For 5000 years, quinoa (Chenopodium quinoa) has been a staple food of the Andean indigenous peoples. In recent decades the rest of the world has begun to sing its praises. In fact, the United Nations has declared 2013 the International Year of Quinoa!
The Food and Agriculture Organization (FAO) of the United Nations issued the report Quinoa: An Ancient Crop to Contribute to World Food Security. In brief, the report is a compilation of the many nutritional benefits and agricultural versatility of quinoa. The authors also propose that quinoa is a crop “with high potential to contribute to food security in various regions worldwide, especially in those countries where the population does not have access to protein sources or where production conditions are limited by low humidity, reduced availability of inputs, and aridity.” You can download the entire publication here.
Quinoa is an annual species in the goosefoot family (the same botanical family as sugarbeet, table beet, and spinach) and is related to common lambsquarters (Chenopodium album L.), considered by many a weed. Quinoa is sometimes referred to as a "pseudocereal" like buckwheat and amaranth, because it is a broadleaf non-legume that is grown for grain unlike most cereal grains which are grassy plants.
According to the FAO, “Quinoa is the only plant food that contains all the essential amino acids, trace elements and vitamins and contains no gluten.” Its nutritional quality has been compared to that of dried, whole milk. Quinoa is very low in cholesterol and sodium, is high in dietary fiber, and is also a good source of magnesium and phosphorus and a very good source of manganese.
Quinoa can be used in many of the same ways as rice and takes about the same time to prepare. It can easily be cooked in a larger quantity to be reheated or used in salads. Be warned about one quinoa trait, however. The quinoa “berry” has a coating of bitter saponins, which can be removed by rinsing in water; the water will acquire a sudsy appearance as it does its work. Some packaged quinoa is sold pre-rinsed, but read the label carefully. [It is interesting to note that according to one source I discovered, “In South America the saponin which is removed from the quinoa is used as detergent for washing clothes and as an antiseptic to promote healing of skin injuries.]
Cooking Light offers a collection of 15 easy quinoa recipes to get you started. They may not be traditional Andean fare, but they are an easy way to introduce this “ancient grain” to your cooking repertoire.
Happy Monday. Have a great week.

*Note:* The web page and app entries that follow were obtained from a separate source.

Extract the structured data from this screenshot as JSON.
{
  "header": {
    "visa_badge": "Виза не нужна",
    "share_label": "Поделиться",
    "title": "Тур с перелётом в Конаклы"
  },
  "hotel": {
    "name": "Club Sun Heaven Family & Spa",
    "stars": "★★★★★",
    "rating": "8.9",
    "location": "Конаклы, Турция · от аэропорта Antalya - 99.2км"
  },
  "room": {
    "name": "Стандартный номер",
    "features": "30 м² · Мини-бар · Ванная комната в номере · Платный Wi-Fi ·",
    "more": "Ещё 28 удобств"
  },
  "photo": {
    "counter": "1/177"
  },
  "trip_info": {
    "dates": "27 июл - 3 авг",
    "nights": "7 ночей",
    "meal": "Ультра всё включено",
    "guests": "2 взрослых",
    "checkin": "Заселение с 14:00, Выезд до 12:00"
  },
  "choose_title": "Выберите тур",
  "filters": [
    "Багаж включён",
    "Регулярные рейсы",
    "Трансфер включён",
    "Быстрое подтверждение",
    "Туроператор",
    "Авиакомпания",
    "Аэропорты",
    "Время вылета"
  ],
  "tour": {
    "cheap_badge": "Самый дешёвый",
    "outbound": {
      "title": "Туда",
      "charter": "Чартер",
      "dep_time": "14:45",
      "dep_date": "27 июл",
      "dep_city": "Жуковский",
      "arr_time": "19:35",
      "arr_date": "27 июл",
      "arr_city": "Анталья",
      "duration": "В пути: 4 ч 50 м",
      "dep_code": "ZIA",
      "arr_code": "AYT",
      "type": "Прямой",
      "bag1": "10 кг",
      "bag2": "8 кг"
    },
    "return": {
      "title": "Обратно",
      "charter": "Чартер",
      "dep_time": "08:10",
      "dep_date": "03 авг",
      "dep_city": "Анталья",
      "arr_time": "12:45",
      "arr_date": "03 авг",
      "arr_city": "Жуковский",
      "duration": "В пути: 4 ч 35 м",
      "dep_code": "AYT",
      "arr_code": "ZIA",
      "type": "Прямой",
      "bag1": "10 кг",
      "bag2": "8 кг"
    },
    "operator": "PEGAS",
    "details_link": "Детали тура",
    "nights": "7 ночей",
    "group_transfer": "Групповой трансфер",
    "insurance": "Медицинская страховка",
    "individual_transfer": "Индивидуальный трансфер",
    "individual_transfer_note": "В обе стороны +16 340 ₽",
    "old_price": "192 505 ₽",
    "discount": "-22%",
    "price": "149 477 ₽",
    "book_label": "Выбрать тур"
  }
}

I often blog on food or food issues on Monday in support of Meatless Monday, one of several programs developed in the Healthy Monday project, founded in 2003 in association with Columbia University’s Mailman School of Public Health, Johns Hopkins Bloomberg School of Public Health and Syracuse University’s Newhouse School of Communications. Meatless Monday’s goal is “to help reduce meat consumption 15% in order to improve personal health and the health of our planet.”